. acts committed with intent to destroy, in whole or in part, a national, ethnic, racial or religious group. . .
” (Journal of Peace). Unfortunately, throughout history, such acts seem to be intervened upon when it is merely too late. In the country of Rwanda, over a period of one hundred days, over 800,000 people were murdered over their ascribed race. A similar situation is currently taking place at this moment in time in Sudan, where 30,000 people have recently been killed and the numbers are still rising.
However, the international community has not yet responded to prevent further killings. These two countries seem to share similar histories which may have lead to the horrifying, ethnically grounded acts of genocide and racial cleansing. In this paper, we will compare and contrast the similar historical and social-political conditions of these two countries. We will also evaluate the international community’s response to the current situation in Sudan and the likelihood of a resolution.
In 1994, genocide lasted in Rwanda for merely 100 days, killing over 800,000 people. “This was the fastest, most thoroughly ruthless programme of racial killing’ yet implemented in the world” (Journal of Peace). The victims were those who had the ascribed identity of a Tutsi. Those who belonged to Rwanda’s military or were of the Hutu identity, carried out these inhumane acts of racial purification.
There has been conflict between these two identity groups of Rwanda dating back to pre-colonial times. Many blame the act of genocide on Rwanda’s past history between these two identity groups. Let us now take a brief look at Rwanda’s history and examine the accuracy of this argument. The pre-colonial era of Rwanda consisted of expansion of the country into neighboring areas, belonging to both Hutu and Tutsi kingdoms.
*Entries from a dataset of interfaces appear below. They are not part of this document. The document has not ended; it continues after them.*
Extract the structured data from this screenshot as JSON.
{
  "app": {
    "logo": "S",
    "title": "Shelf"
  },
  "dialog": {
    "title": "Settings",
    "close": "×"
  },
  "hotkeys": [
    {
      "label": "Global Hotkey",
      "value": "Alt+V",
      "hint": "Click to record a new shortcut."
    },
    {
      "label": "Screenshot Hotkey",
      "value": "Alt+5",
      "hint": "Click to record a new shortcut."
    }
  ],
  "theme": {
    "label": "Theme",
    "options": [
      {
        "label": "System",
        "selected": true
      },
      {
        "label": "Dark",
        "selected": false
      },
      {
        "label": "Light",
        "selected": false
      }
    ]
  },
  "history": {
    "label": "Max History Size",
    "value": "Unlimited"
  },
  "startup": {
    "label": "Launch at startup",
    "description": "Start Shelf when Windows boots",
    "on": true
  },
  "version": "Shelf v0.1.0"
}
Class stratification of these two groups was unclear and based largely upon social status. As Rwanda began to develop, the term Hutu and Tutsi became status terminology rather then an ethnic identity. The Tutsi resembled those of the higher status, and within this class stratification you could even belong to bother the Hutu and the Tutsi, namely the Twa. Prior to the arrival of the European colonizers, social solidarity seemed to be much greater. As the European colonizers arrived, so did conflict.
As the Belgians began to colonize Rwanda, they believed the Tutsis were superior to the Hutus and Twa. The Hutus and Twa became inferior to the Tutsis as Belgians and Tutsis excluded them from office under the system of indirect rule. Soon later, in 1933, identity cards were issued which, ascribed the racial origin of the individual, as being either Hutu or Tutsi. This was one of the premier steps to the separation of society into two different ethnic groups. The birth of racist ideologies sprung as each group developed growing hatred and stereotypes toward one another. The majority of those killed in the 1994 genocide were the Tutsi of the south, having absolutely no difference with their Hutu neighbor except for their identity.
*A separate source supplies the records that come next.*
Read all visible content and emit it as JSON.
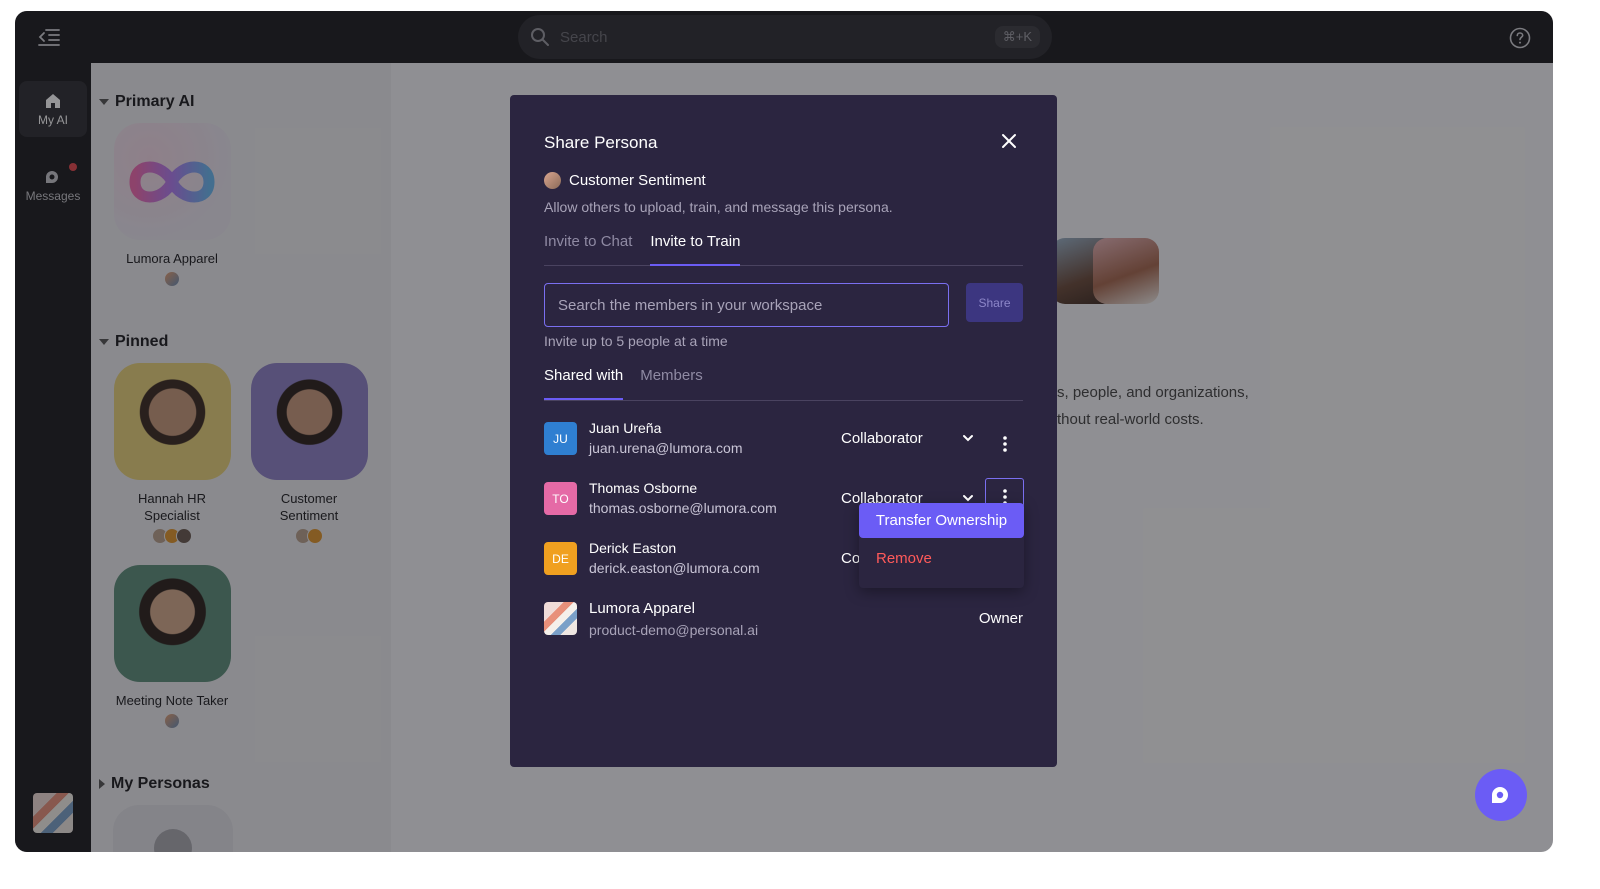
{
  "topbar": {
    "search_placeholder": "Search",
    "shortcut": "⌘+K"
  },
  "rail": {
    "items": [
      {
        "label": "My AI",
        "icon": "home-icon",
        "active": true
      },
      {
        "label": "Messages",
        "icon": "messages-icon",
        "has_notification": true
      }
    ]
  },
  "sidebar": {
    "sections": [
      {
        "title": "Primary AI",
        "expanded": true,
        "personas": [
          {
            "name": "Lumora Apparel"
          }
        ]
      },
      {
        "title": "Pinned",
        "expanded": true,
        "personas": [
          {
            "name": "Hannah HR Specialist"
          },
          {
            "name": "Customer Sentiment"
          },
          {
            "name": "Meeting Note Taker"
          }
        ]
      },
      {
        "title": "My Personas",
        "expanded": false
      }
    ]
  },
  "background": {
    "text_line1": "s, people, and organizations,",
    "text_line2": "thout real-world costs."
  },
  "modal": {
    "title": "Share Persona",
    "persona_name": "Customer Sentiment",
    "description": "Allow others to upload, train, and message this persona.",
    "tabs": [
      "Invite to Chat",
      "Invite to Train"
    ],
    "active_tab": "Invite to Train",
    "search_placeholder": "Search the members in your workspace",
    "share_label": "Share",
    "hint": "Invite up to 5 people at a time",
    "subtabs": [
      "Shared with",
      "Members"
    ],
    "members": [
      {
        "initials": "JU",
        "name": "Juan Ureña",
        "email": "juan.urena@lumora.com",
        "role": "Collaborator",
        "color": "#2f7fd1"
      },
      {
        "initials": "TO",
        "name": "Thomas Osborne",
        "email": "thomas.osborne@lumora.com",
        "role": "Collaborator",
        "color": "#e56aa6"
      },
      {
        "initials": "DE",
        "name": "Derick Easton",
        "email": "derick.easton@lumora.com",
        "role": "Co",
        "color": "#f0a020"
      },
      {
        "name": "Lumora Apparel",
        "email": "product-demo@personal.ai",
        "role": "Owner"
      }
    ],
    "menu": {
      "transfer": "Transfer Ownership",
      "remove": "Remove"
    }
  },
  "colors": {
    "accent": "#6b5cf5",
    "modal_bg": "#2b2540",
    "danger": "#ff5a5a"
  }
}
Unfortunately, at this time, the Hutu and Tutsi characterization was embedded into their culture and the chance of having just a Rwandan identity had little hope. So, what then, was actually the cause of Genocide? Was it really just a hatred between two mere indescribable identities placed upon the people of Rwanda? There seems to be a lot more to the scenario then just that. In the early 90’s, Rwanda’s economic condition started to go downhill fast. The sale of coffee, one of their major exports, was cut by two thirds in the year 1986. This seemed to be the spark of Rwanda’s worsening economy.
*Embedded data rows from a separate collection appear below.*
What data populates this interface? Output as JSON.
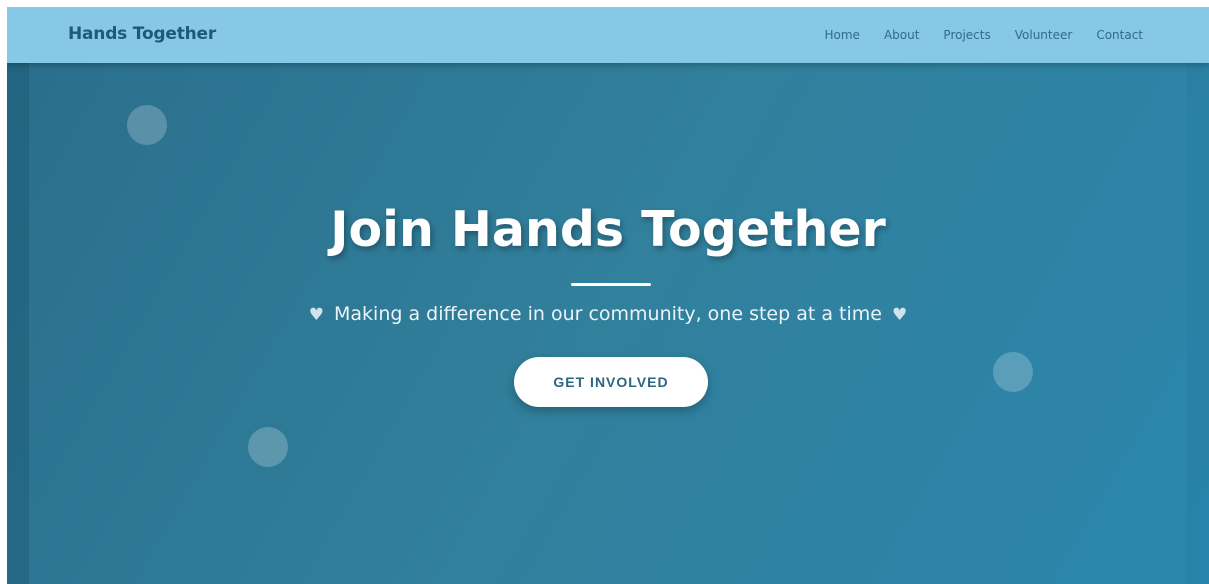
{
  "nav": {
    "brand": "Hands Together",
    "links": [
      "Home",
      "About",
      "Projects",
      "Volunteer",
      "Contact"
    ]
  },
  "hero": {
    "title": "Join Hands Together",
    "tagline": "Making a difference in our community, one step at a time",
    "cta_label": "GET INVOLVED",
    "heart_icon": "heart-icon"
  },
  "colors": {
    "navbar": "#86c8e6",
    "brand_text": "#1d5a7c",
    "hero_start": "#2a6f8c",
    "hero_end": "#2b86ad",
    "cta_text": "#2c6580"
  }
}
In 1990, the national currency of Rwanda was devalued by two-thirds in one year. “According to an EIU report of early 1994, the economic situation was worsened by the government’s failure to install full democratic government in like with the Arusha Accords agreed between 1991 and 1994 with international and African community” (Journal of Peace, 34). Political problems began to arise, as divisions of political parties set a split between the North and South. .